It is International Nurses Day today. It has been a challenging time for nurses all over the world during the Pandemic. We asked Nick Saunders, our Hospice at Home Manager for his input on how the period of time throughout COVID-19 has been for the Rowans Hospice at Home Nurses.
It is a long-standing complaint amongst nurses that we are stereotyped: ‘Doctor’s assistants’, ‘too posh to wash’, ’not bright enough to be a doctor’- to name only a few. Perhaps this misunderstanding has been reinforced by the media and television dramas, and maybe as a profession, we have become too preoccupied with how others perceive us. Nevertheless, during the global pandemic, the media has actually been instrumental in overturning some of these impressions. Scenes of Intensive Treatment Unit nurses working tirelessly with desperately sick patients, among a bewildering array of tubes, cables and flickering screens, have provoked a tidal wave of public sympathy and admiration. I can certainly never remember a time when there has been such a focus on our NHS, and I hope that this development will one day mean that nurses are finally perceived as the modern healthcare professionals they truly are.
It should be remembered however, that exciting television scenes in Emergency Rooms and Intensive Treatment Units do not reflect the full breadth of the nursing discipline. I am a very proud member of the Rowans Hospice at Home team, but the situations in which we practice are far removed from those of an ITU. Hospice at Home work with people who are definitively at the end of their lives. There is no hi-tech monitoring equipment, because there will be no recovery or reprieve. Instead of the earnest flurry of the hospital ward, our patient may be cared for in a small bedroom with the quiet tick of a clock or a portable CD playing favourite songs. The patient could be tended, for the most part, by loving family members and friends.
The priorities of care for the dying patient are very different to those whose return to good health is more assured. Those with extensive disease may be oppressed by distressing physical symptoms, which need careful monitoring and treatment. Others may be troubled by intrusive thoughts that make it impossible to relax. Much younger patients may be grieving for the children they are going to leave behind and will never see grow to adulthood. Any of these examples can lead to unimaginable anguish for the patients and their families, and it is the job of our nurses to be alongside these individuals as they move toward their closure – whatever that means for them. To quote Dame Cicely Saunders, who is noted for her work in the birth of the Hospice movement: “you matter because you are you, and you matter to the end of your life”.

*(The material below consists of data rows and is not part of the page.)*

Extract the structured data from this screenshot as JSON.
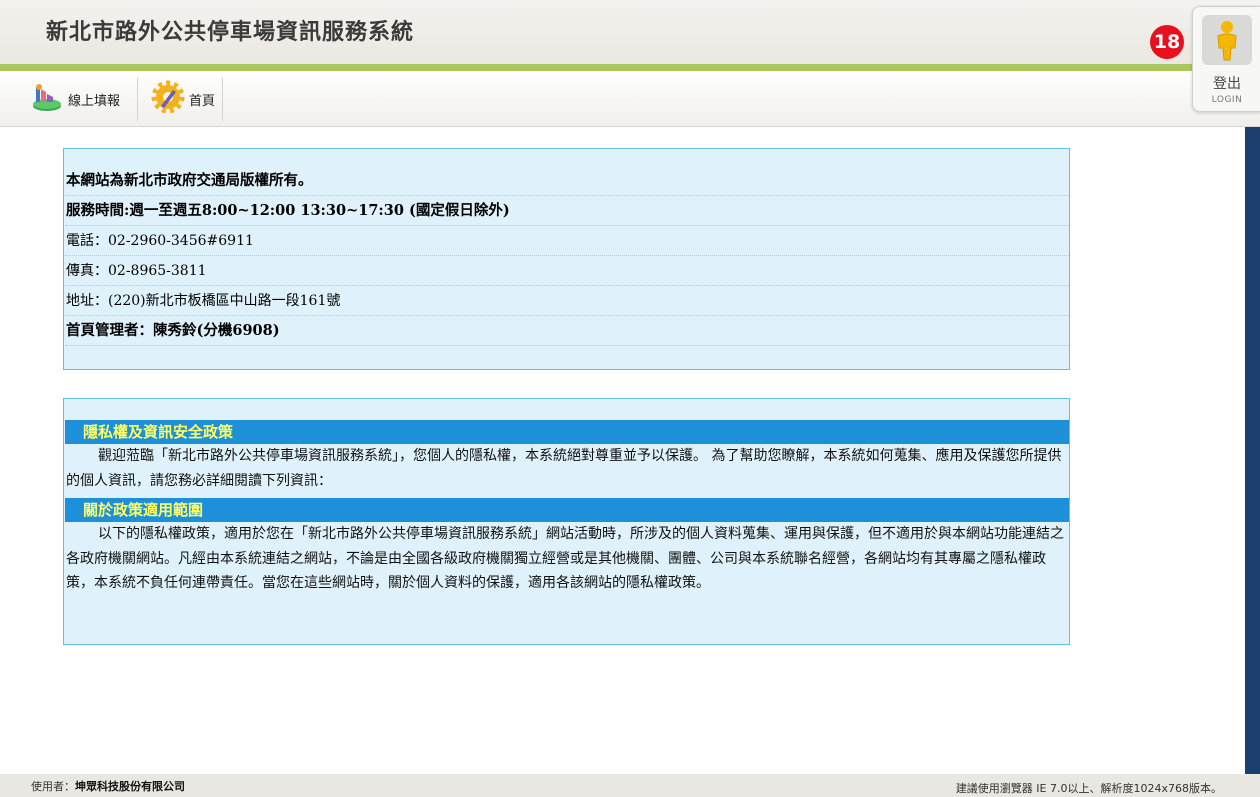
{
  "header": {
    "title": "新北市路外公共停車場資訊服務系統",
    "accent_color": "#a8c85a"
  },
  "menu": {
    "items": [
      {
        "label": "線上填報",
        "icon": "chart-report-icon"
      },
      {
        "label": "首頁",
        "icon": "gear-home-icon"
      }
    ]
  },
  "notification": {
    "count": "18",
    "color": "#e8101c"
  },
  "login": {
    "label": "登出",
    "sublabel": "LOGIN",
    "icon": "user-icon"
  },
  "info": {
    "rows": [
      {
        "text": "本網站為新北市政府交通局版權所有。",
        "bold": true
      },
      {
        "text": "服務時間:週一至週五8:00~12:00 13:30~17:30 (國定假日除外)",
        "bold": true
      },
      {
        "text": "電話：02-2960-3456#6911",
        "bold": false
      },
      {
        "text": "傳真：02-8965-3811",
        "bold": false
      },
      {
        "text": "地址：(220)新北市板橋區中山路一段161號",
        "bold": false
      },
      {
        "text": "首頁管理者：陳秀鈴(分機6908)",
        "bold": true
      }
    ]
  },
  "policy": {
    "heading1": "隱私權及資訊安全政策",
    "paragraph1": "觀迎蒞臨「新北市路外公共停車場資訊服務系統」，您個人的隱私權，本系統絕對尊重並予以保護。 為了幫助您瞭解，本系統如何蒐集、應用及保護您所提供的個人資訊，請您務必詳細閱讀下列資訊：",
    "heading2": "關於政策適用範圍",
    "paragraph2": "以下的隱私權政策，適用於您在「新北市路外公共停車場資訊服務系統」網站活動時，所涉及的個人資料蒐集、運用與保護，但不適用於與本網站功能連結之各政府機關網站。凡經由本系統連結之網站，不論是由全國各級政府機關獨立經營或是其他機關、團體、公司與本系統聯名經營，各網站均有其專屬之隱私權政策，本系統不負任何連帶責任。當您在這些網站時，關於個人資料的保護，適用各該網站的隱私權政策。",
    "heading_bg": "#1e8fd9",
    "heading_color": "#ffff66"
  },
  "footer": {
    "user_label": "使用者：",
    "user_name": "坤眾科技股份有限公司",
    "browser_note": "建議使用瀏覽器 IE 7.0以上、解析度1024x768版本。"
  }
}
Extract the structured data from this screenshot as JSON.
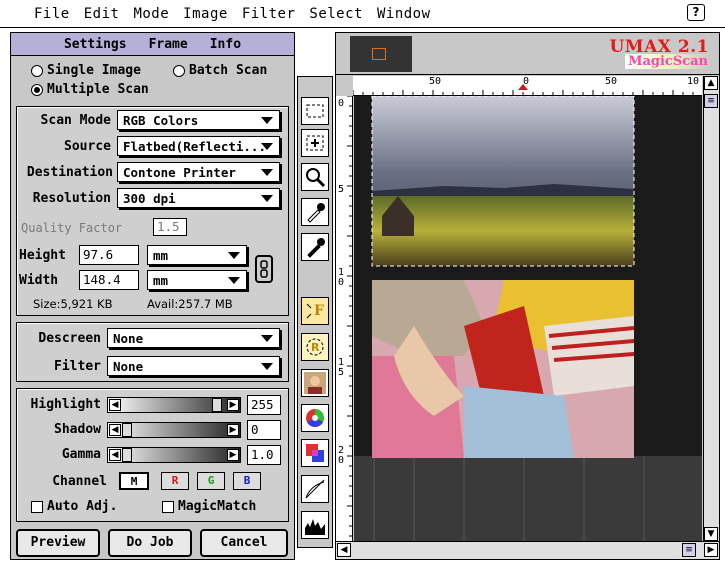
{
  "menubar": {
    "apple_glyph": "",
    "items": [
      "File",
      "Edit",
      "Mode",
      "Image",
      "Filter",
      "Select",
      "Window"
    ],
    "help_glyph": "?"
  },
  "panel": {
    "tabs": [
      "Settings",
      "Frame",
      "Info"
    ],
    "scan_type": {
      "single_label": "Single Image",
      "batch_label": "Batch Scan",
      "multiple_label": "Multiple Scan",
      "selected": "Multiple Scan"
    },
    "scan_mode": {
      "label": "Scan Mode",
      "value": "RGB Colors"
    },
    "source": {
      "label": "Source",
      "value": "Flatbed(Reflecti..."
    },
    "destination": {
      "label": "Destination",
      "value": "Contone Printer"
    },
    "resolution": {
      "label": "Resolution",
      "value": "300 dpi"
    },
    "quality": {
      "label": "Quality Factor",
      "value": "1.5"
    },
    "height": {
      "label": "Height",
      "value": "97.6",
      "unit": "mm"
    },
    "width": {
      "label": "Width",
      "value": "148.4",
      "unit": "mm"
    },
    "size_text": "Size:5,921 KB",
    "avail_text": "Avail:257.7 MB",
    "descreen": {
      "label": "Descreen",
      "value": "None"
    },
    "filter": {
      "label": "Filter",
      "value": "None"
    },
    "highlight": {
      "label": "Highlight",
      "value": "255"
    },
    "shadow": {
      "label": "Shadow",
      "value": "0"
    },
    "gamma": {
      "label": "Gamma",
      "value": "1.0"
    },
    "channel": {
      "label": "Channel",
      "buttons": [
        "M",
        "R",
        "G",
        "B"
      ]
    },
    "auto_adj_label": "Auto Adj.",
    "magicmatch_label": "MagicMatch",
    "buttons": {
      "preview": "Preview",
      "do_job": "Do Job",
      "cancel": "Cancel"
    }
  },
  "preview": {
    "logo_line1": "UMAX 2.1",
    "logo_line2": "MagicScan",
    "ruler_h_labels": [
      "50",
      "0",
      "50",
      "10"
    ],
    "ruler_v_labels": [
      "0",
      "5",
      "1\n0",
      "1\n5",
      "2\n0"
    ]
  },
  "colors": {
    "tabbar": "#b4b0d8",
    "logo_red": "#e01c1c",
    "red_channel": "#d01818",
    "green_channel": "#1a9a1a",
    "blue_channel": "#1a1ad0"
  }
}
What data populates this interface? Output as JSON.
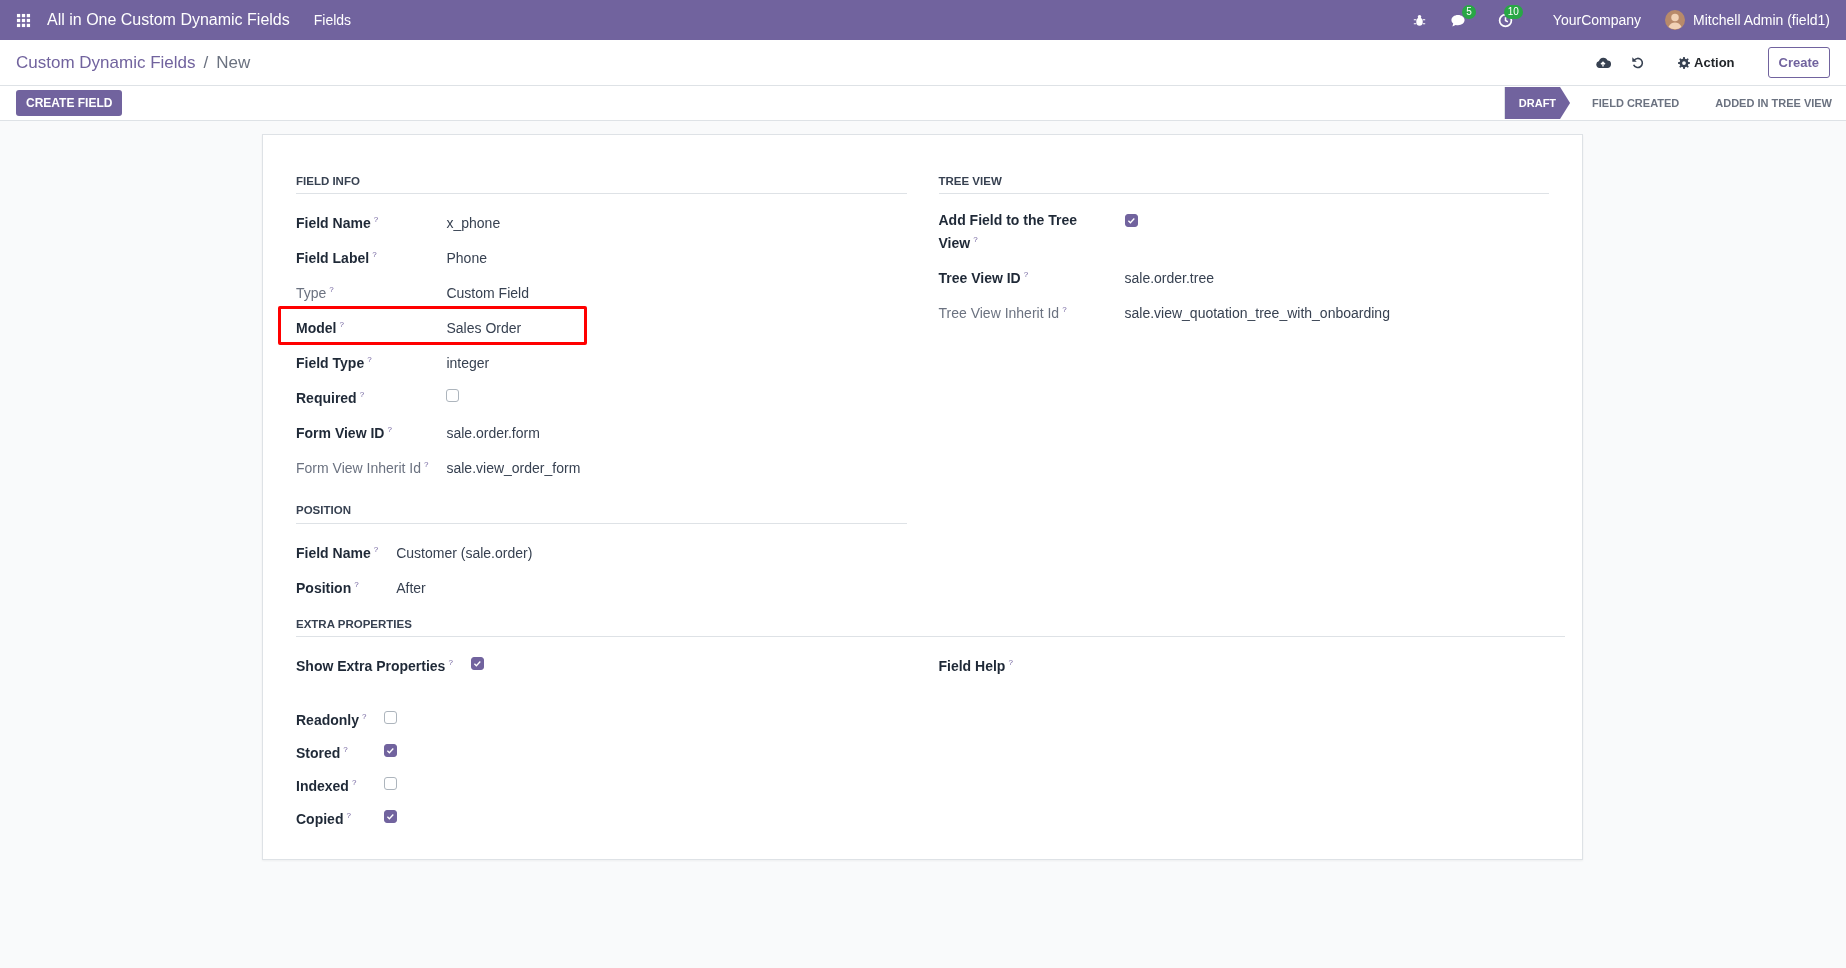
{
  "navbar": {
    "app_title": "All in One Custom Dynamic Fields",
    "menu": [
      "Fields"
    ],
    "messages_count": "5",
    "activities_count": "10",
    "company": "YourCompany",
    "user": "Mitchell Admin (field1)"
  },
  "breadcrumb": {
    "parent": "Custom Dynamic Fields",
    "separator": "/",
    "current": "New"
  },
  "toolbar": {
    "action": "Action",
    "create": "Create"
  },
  "create_field_button": "CREATE FIELD",
  "stages": [
    {
      "label": "DRAFT",
      "selected": true
    },
    {
      "label": "FIELD CREATED",
      "selected": false
    },
    {
      "label": "ADDED IN TREE VIEW",
      "selected": false
    }
  ],
  "left_sections": [
    {
      "title": "FIELD INFO",
      "fields": [
        {
          "kind": "text",
          "label": "Field Name",
          "help": "?",
          "value": "x_phone",
          "readonly": false,
          "highlighted": false
        },
        {
          "kind": "text",
          "label": "Field Label",
          "help": "?",
          "value": "Phone",
          "readonly": false,
          "highlighted": false
        },
        {
          "kind": "text",
          "label": "Type",
          "help": "?",
          "value": "Custom Field",
          "readonly": true,
          "highlighted": false
        },
        {
          "kind": "text",
          "label": "Model",
          "help": "?",
          "value": "Sales Order",
          "readonly": false,
          "highlighted": true
        },
        {
          "kind": "text",
          "label": "Field Type",
          "help": "?",
          "value": "integer",
          "readonly": false,
          "highlighted": false
        },
        {
          "kind": "checkbox",
          "label": "Required",
          "help": "?",
          "checked": false,
          "readonly": false,
          "highlighted": false
        },
        {
          "kind": "text",
          "label": "Form View ID",
          "help": "?",
          "value": "sale.order.form",
          "readonly": false,
          "highlighted": false
        },
        {
          "kind": "text",
          "label": "Form View Inherit Id",
          "help": "?",
          "value": "sale.view_order_form",
          "readonly": true,
          "highlighted": false
        }
      ]
    },
    {
      "title": "POSITION",
      "fields": [
        {
          "kind": "text",
          "label": "Field Name",
          "help": "?",
          "value": "Customer (sale.order)",
          "readonly": false,
          "highlighted": false
        },
        {
          "kind": "text",
          "label": "Position",
          "help": "?",
          "value": "After",
          "readonly": false,
          "highlighted": false
        }
      ]
    }
  ],
  "right_sections": [
    {
      "title": "TREE VIEW",
      "fields": [
        {
          "kind": "checkbox",
          "label": "Add Field to the Tree View",
          "help": "?",
          "checked": true,
          "readonly": false,
          "highlighted": false
        },
        {
          "kind": "text",
          "label": "Tree View ID",
          "help": "?",
          "value": "sale.order.tree",
          "readonly": false,
          "highlighted": false
        },
        {
          "kind": "text",
          "label": "Tree View Inherit Id",
          "help": "?",
          "value": "sale.view_quotation_tree_with_onboarding",
          "readonly": true,
          "highlighted": false
        }
      ]
    }
  ],
  "extra": {
    "title": "EXTRA PROPERTIES",
    "left_fields": [
      {
        "kind": "checkbox",
        "label": "Show Extra Properties",
        "help": "?",
        "checked": true,
        "readonly": false,
        "highlighted": false
      }
    ],
    "options": [
      {
        "kind": "checkbox",
        "label": "Readonly",
        "help": "?",
        "checked": false,
        "readonly": false,
        "highlighted": false
      },
      {
        "kind": "checkbox",
        "label": "Stored",
        "help": "?",
        "checked": true,
        "readonly": false,
        "highlighted": false
      },
      {
        "kind": "checkbox",
        "label": "Indexed",
        "help": "?",
        "checked": false,
        "readonly": false,
        "highlighted": false
      },
      {
        "kind": "checkbox",
        "label": "Copied",
        "help": "?",
        "checked": true,
        "readonly": false,
        "highlighted": false
      }
    ],
    "right_fields": [
      {
        "label": "Field Help",
        "help": "?",
        "readonly": false,
        "highlighted": false
      }
    ]
  }
}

Preserving dignity and choice is vital to dying patients, and for some that is achieved by remaining in, or returning to, the comfort of their own home – rather than being cared for in an institutional setting. During an extraordinary public health emergency, Hospice at Home nurses were instrumental in achieving this important goal for many patients, and ensuring that those approaching the end of their lives were not separated from their loved ones.
I recall one terminally ill lady in her nineties who was particularly determined to stay at home, despite being bedbound and having no relatives at all who lived nearby. She got by with help from a neighbour and a care team who visited regularly. In the meantime, she had BBC Radio 4 for company, to which she was devoted. Our team would also go late evenings to check that she was safe – an event that always seemed to surprise her, no matter how many times we called. Eventually, as she began to falter, we decided that we would sit with her overnight, so that she would not be alone in her final moments. It seemed entirely appropriate, as this grand, courageous lady passed away just after midnight, that the National Anthem played her out on the radio.
Throughout the COVID-19 Pandemic Hospice at Home, together with our partners in the District Nursing teams, have quietly but effectively continued to deliver complex care to the most vulnerable and distressed in our communities. We do not conform to any stereotype, and we will continue to get on with our work as we address the longer-term impact of this unprecedented episode. This will go under the radar as far as the media is concerned, and probably always will. But it will not go unnoticed by our patients, their families and all the wonderful people who support Rowans Hospice Charity.
We would like to take this opportunity to thank all the nurses here at Rowans Hospice Charity for the amazing work that they do.
*Image taken in line with Government Guidelines at that time.